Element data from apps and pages
┌────────

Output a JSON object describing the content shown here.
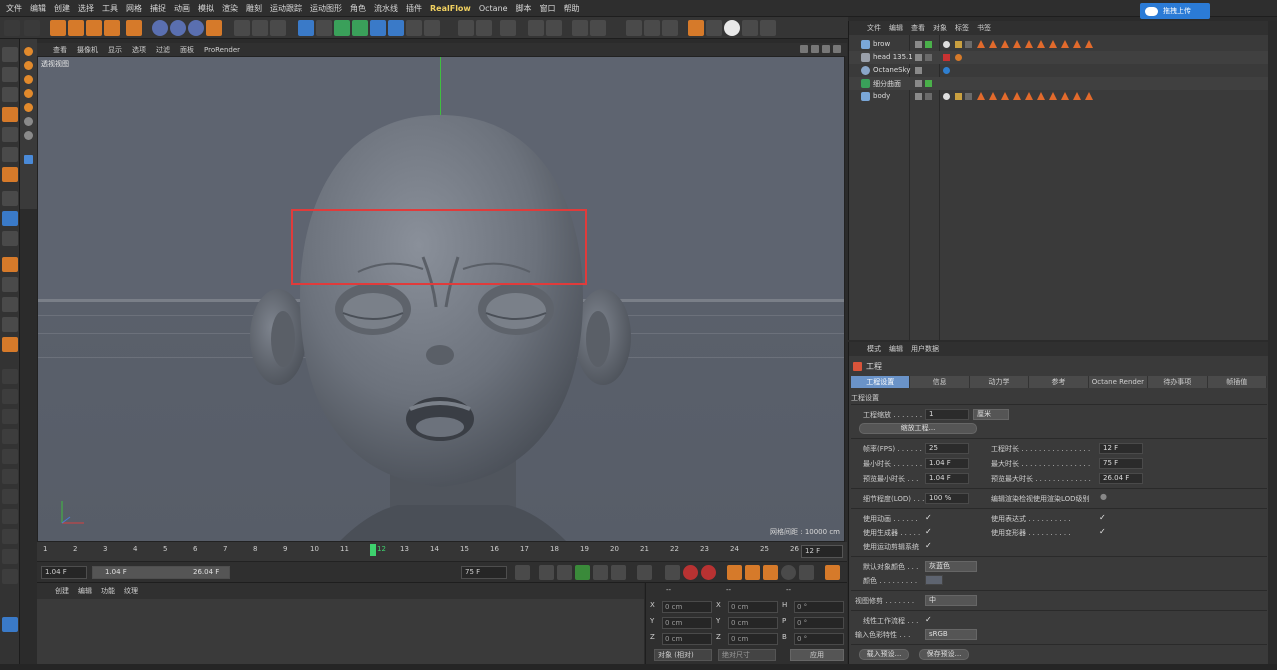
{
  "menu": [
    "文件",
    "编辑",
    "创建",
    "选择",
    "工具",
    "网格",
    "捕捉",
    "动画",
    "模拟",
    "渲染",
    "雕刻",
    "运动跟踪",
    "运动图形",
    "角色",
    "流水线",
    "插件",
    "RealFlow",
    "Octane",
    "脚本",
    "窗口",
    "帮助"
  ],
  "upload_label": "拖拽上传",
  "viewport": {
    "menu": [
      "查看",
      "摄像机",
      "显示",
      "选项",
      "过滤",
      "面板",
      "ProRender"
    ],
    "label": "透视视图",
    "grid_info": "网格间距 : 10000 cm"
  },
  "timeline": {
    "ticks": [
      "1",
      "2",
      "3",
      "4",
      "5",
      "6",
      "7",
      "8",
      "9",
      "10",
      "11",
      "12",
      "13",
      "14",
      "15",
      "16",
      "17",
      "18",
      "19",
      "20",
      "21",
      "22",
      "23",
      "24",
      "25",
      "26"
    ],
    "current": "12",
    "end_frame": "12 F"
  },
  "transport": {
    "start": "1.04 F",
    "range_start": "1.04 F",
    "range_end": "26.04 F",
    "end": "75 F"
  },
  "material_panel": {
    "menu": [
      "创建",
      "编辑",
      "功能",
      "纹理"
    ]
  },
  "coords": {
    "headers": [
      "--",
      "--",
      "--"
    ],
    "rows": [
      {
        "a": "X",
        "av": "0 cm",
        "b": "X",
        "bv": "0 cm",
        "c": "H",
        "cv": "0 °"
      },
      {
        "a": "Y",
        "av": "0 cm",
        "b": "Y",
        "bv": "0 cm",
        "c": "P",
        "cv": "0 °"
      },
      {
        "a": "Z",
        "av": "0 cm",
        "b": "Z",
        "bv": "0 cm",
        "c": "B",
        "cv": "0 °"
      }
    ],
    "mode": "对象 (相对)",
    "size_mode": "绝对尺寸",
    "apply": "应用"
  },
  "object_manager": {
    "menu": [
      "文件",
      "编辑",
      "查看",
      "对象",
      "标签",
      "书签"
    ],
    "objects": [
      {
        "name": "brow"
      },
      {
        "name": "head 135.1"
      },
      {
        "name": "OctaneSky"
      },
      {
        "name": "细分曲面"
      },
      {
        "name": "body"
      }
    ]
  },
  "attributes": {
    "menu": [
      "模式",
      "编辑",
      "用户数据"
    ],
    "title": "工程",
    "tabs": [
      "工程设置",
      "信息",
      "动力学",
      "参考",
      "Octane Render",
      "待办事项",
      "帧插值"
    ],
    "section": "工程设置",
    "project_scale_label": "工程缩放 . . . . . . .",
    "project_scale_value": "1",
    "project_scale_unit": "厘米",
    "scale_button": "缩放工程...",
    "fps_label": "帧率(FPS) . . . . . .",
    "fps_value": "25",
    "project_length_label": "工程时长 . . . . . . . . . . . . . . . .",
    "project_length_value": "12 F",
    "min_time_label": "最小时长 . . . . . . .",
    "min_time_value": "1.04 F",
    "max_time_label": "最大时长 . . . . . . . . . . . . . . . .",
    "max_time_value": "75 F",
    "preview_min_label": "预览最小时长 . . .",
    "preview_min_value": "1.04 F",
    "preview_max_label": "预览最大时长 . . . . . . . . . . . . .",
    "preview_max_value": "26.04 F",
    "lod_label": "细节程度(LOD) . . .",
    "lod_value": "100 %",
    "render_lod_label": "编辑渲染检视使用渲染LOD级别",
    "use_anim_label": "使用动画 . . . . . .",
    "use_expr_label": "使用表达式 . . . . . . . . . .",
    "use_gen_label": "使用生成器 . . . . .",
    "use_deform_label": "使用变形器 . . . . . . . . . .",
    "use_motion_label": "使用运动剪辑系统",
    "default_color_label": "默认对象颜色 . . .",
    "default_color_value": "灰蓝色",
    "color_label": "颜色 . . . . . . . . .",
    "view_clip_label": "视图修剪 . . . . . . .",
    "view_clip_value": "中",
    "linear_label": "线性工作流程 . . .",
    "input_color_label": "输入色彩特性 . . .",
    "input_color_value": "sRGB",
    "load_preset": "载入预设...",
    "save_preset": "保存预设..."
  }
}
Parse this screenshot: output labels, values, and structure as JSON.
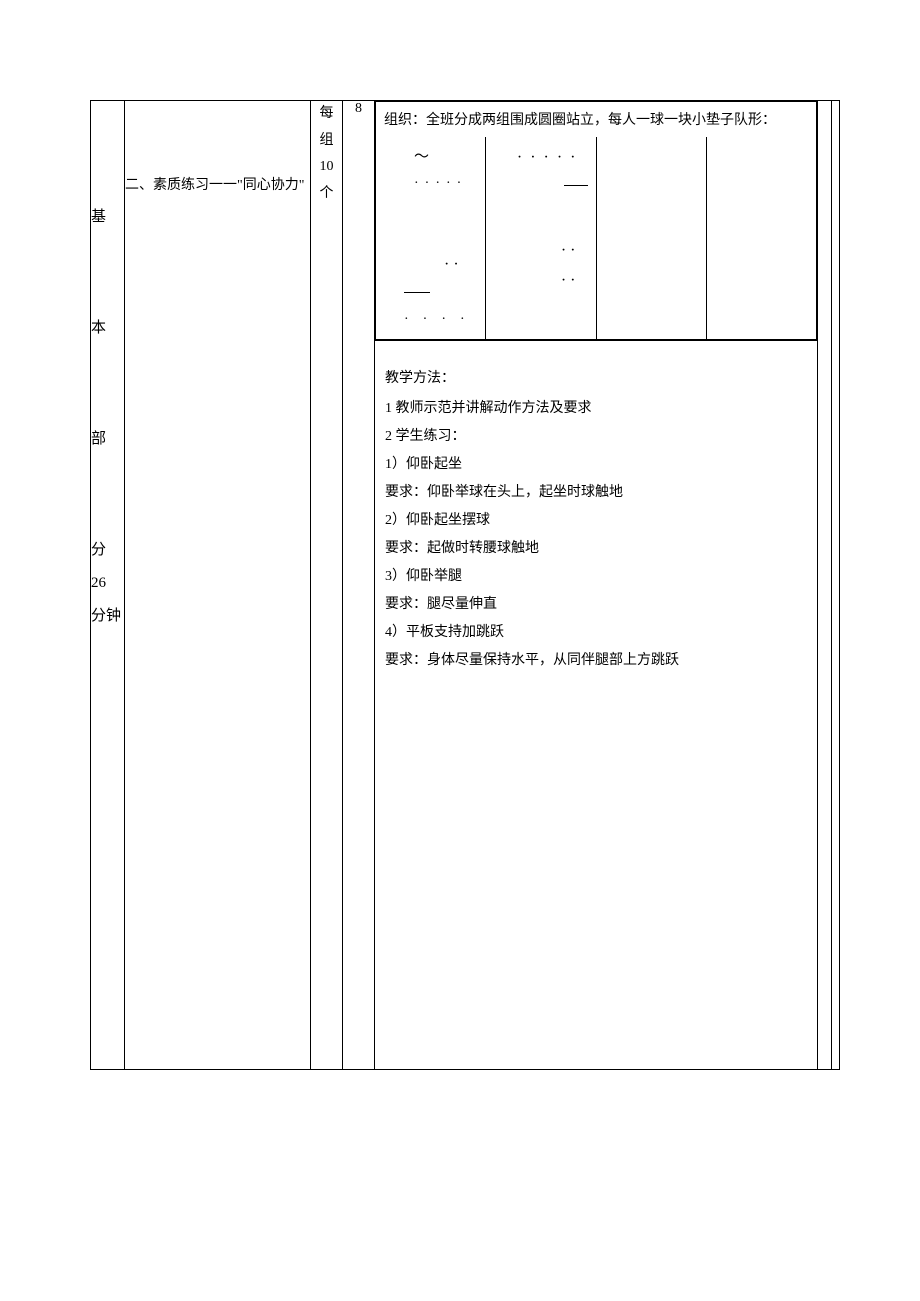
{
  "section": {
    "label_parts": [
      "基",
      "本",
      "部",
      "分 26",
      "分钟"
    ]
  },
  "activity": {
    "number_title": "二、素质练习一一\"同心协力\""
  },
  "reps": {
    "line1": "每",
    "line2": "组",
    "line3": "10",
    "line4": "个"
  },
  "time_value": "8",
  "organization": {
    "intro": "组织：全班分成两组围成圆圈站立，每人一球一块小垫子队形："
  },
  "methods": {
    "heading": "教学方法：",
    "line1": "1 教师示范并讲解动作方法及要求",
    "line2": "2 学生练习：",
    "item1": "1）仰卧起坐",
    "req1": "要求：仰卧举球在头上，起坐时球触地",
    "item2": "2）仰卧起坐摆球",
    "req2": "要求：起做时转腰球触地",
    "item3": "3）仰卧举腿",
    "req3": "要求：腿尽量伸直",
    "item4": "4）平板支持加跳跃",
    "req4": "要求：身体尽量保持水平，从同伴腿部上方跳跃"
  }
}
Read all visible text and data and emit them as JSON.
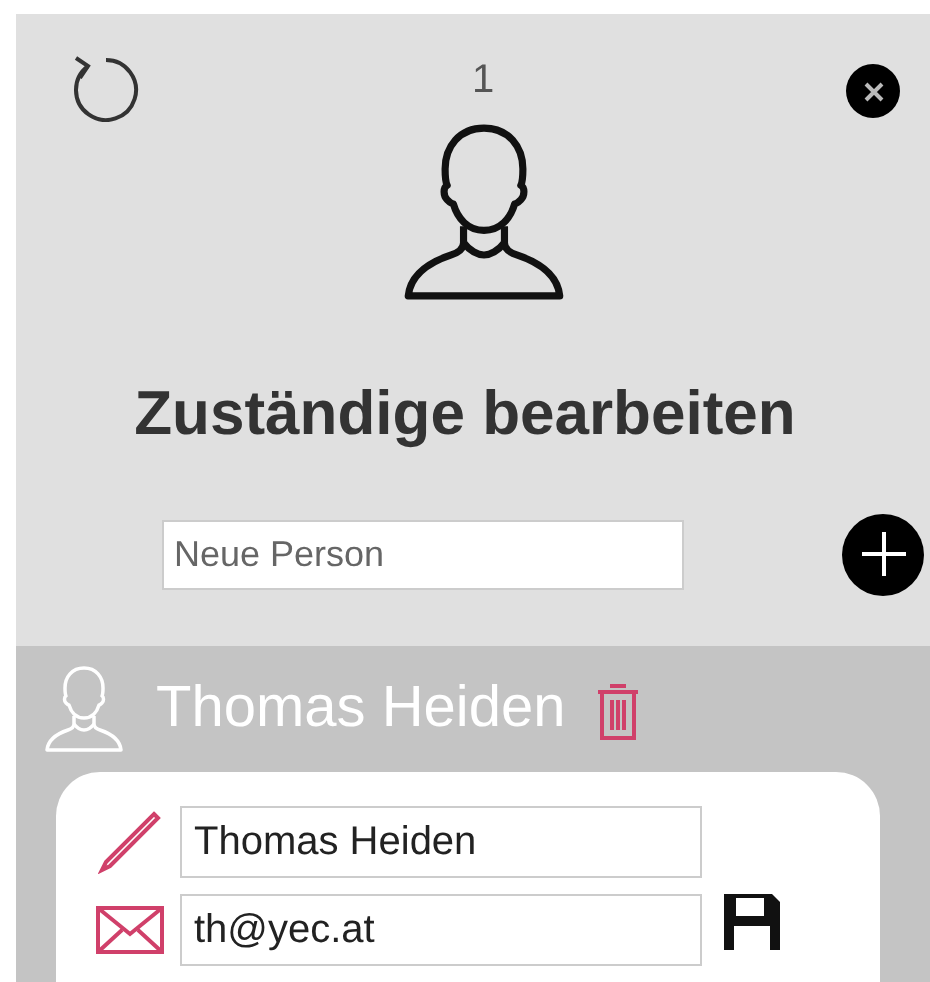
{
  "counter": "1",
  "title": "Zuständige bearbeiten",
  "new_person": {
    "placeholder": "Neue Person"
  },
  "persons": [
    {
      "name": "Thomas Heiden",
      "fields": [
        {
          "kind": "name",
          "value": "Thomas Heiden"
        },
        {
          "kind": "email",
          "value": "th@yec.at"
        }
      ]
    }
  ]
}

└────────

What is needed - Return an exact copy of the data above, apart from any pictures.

Worked solution -
Output a JSON object describing the content shown here.
{
  "menu": [
    "文件",
    "编辑",
    "创建",
    "选择",
    "工具",
    "网格",
    "捕捉",
    "动画",
    "模拟",
    "渲染",
    "雕刻",
    "运动跟踪",
    "运动图形",
    "角色",
    "流水线",
    "插件",
    "RealFlow",
    "Octane",
    "脚本",
    "窗口",
    "帮助"
  ],
  "upload_label": "拖拽上传",
  "viewport": {
    "menu": [
      "查看",
      "摄像机",
      "显示",
      "选项",
      "过滤",
      "面板",
      "ProRender"
    ],
    "label": "透视视图",
    "grid_info": "网格间距 : 10000 cm"
  },
  "timeline": {
    "ticks": [
      "1",
      "2",
      "3",
      "4",
      "5",
      "6",
      "7",
      "8",
      "9",
      "10",
      "11",
      "12",
      "13",
      "14",
      "15",
      "16",
      "17",
      "18",
      "19",
      "20",
      "21",
      "22",
      "23",
      "24",
      "25",
      "26"
    ],
    "current": "12",
    "end_frame": "12 F"
  },
  "transport": {
    "start": "1.04 F",
    "range_start": "1.04 F",
    "range_end": "26.04 F",
    "end": "75 F"
  },
  "material_panel": {
    "menu": [
      "创建",
      "编辑",
      "功能",
      "纹理"
    ]
  },
  "coords": {
    "headers": [
      "--",
      "--",
      "--"
    ],
    "rows": [
      {
        "a": "X",
        "av": "0 cm",
        "b": "X",
        "bv": "0 cm",
        "c": "H",
        "cv": "0 °"
      },
      {
        "a": "Y",
        "av": "0 cm",
        "b": "Y",
        "bv": "0 cm",
        "c": "P",
        "cv": "0 °"
      },
      {
        "a": "Z",
        "av": "0 cm",
        "b": "Z",
        "bv": "0 cm",
        "c": "B",
        "cv": "0 °"
      }
    ],
    "mode": "对象 (相对)",
    "size_mode": "绝对尺寸",
    "apply": "应用"
  },
  "object_manager": {
    "menu": [
      "文件",
      "编辑",
      "查看",
      "对象",
      "标签",
      "书签"
    ],
    "objects": [
      {
        "name": "brow"
      },
      {
        "name": "head 135.1"
      },
      {
        "name": "OctaneSky"
      },
      {
        "name": "细分曲面"
      },
      {
        "name": "body"
      }
    ]
  },
  "attributes": {
    "menu": [
      "模式",
      "编辑",
      "用户数据"
    ],
    "title": "工程",
    "tabs": [
      "工程设置",
      "信息",
      "动力学",
      "参考",
      "Octane Render",
      "待办事项",
      "帧插值"
    ],
    "section": "工程设置",
    "project_scale_label": "工程缩放 . . . . . . .",
    "project_scale_value": "1",
    "project_scale_unit": "厘米",
    "scale_button": "缩放工程...",
    "fps_label": "帧率(FPS) . . . . . .",
    "fps_value": "25",
    "project_length_label": "工程时长 . . . . . . . . . . . . . . . .",
    "project_length_value": "12 F",
    "min_time_label": "最小时长 . . . . . . .",
    "min_time_value": "1.04 F",
    "max_time_label": "最大时长 . . . . . . . . . . . . . . . .",
    "max_time_value": "75 F",
    "preview_min_label": "预览最小时长 . . .",
    "preview_min_value": "1.04 F",
    "preview_max_label": "预览最大时长 . . . . . . . . . . . . .",
    "preview_max_value": "26.04 F",
    "lod_label": "细节程度(LOD) . . .",
    "lod_value": "100 %",
    "render_lod_label": "编辑渲染检视使用渲染LOD级别",
    "use_anim_label": "使用动画 . . . . . .",
    "use_expr_label": "使用表达式 . . . . . . . . . .",
    "use_gen_label": "使用生成器 . . . . .",
    "use_deform_label": "使用变形器 . . . . . . . . . .",
    "use_motion_label": "使用运动剪辑系统",
    "default_color_label": "默认对象颜色 . . .",
    "default_color_value": "灰蓝色",
    "color_label": "颜色 . . . . . . . . .",
    "view_clip_label": "视图修剪 . . . . . . .",
    "view_clip_value": "中",
    "linear_label": "线性工作流程 . . .",
    "input_color_label": "输入色彩特性 . . .",
    "input_color_value": "sRGB",
    "load_preset": "载入预设...",
    "save_preset": "保存预设..."
  }
}
Parse this screenshot: output labels, values, and structure as JSON.
{
  "section": {
    "label_parts": [
      "基",
      "本",
      "部",
      "分 26",
      "分钟"
    ]
  },
  "activity": {
    "number_title": "二、素质练习一一\"同心协力\""
  },
  "reps": {
    "line1": "每",
    "line2": "组",
    "line3": "10",
    "line4": "个"
  },
  "time_value": "8",
  "organization": {
    "intro": "组织：全班分成两组围成圆圈站立，每人一球一块小垫子队形："
  },
  "methods": {
    "heading": "教学方法：",
    "line1": "1 教师示范并讲解动作方法及要求",
    "line2": "2 学生练习：",
    "item1": "1）仰卧起坐",
    "req1": "要求：仰卧举球在头上，起坐时球触地",
    "item2": "2）仰卧起坐摆球",
    "req2": "要求：起做时转腰球触地",
    "item3": "3）仰卧举腿",
    "req3": "要求：腿尽量伸直",
    "item4": "4）平板支持加跳跃",
    "req4": "要求：身体尽量保持水平，从同伴腿部上方跳跃"
  }
}
Read all visible text and data and emit them as JSON.
{
  "counter": "1",
  "title": "Zuständige bearbeiten",
  "new_person": {
    "placeholder": "Neue Person"
  },
  "persons": [
    {
      "name": "Thomas Heiden",
      "fields": [
        {
          "kind": "name",
          "value": "Thomas Heiden"
        },
        {
          "kind": "email",
          "value": "th@yec.at"
        }
      ]
    }
  ]
}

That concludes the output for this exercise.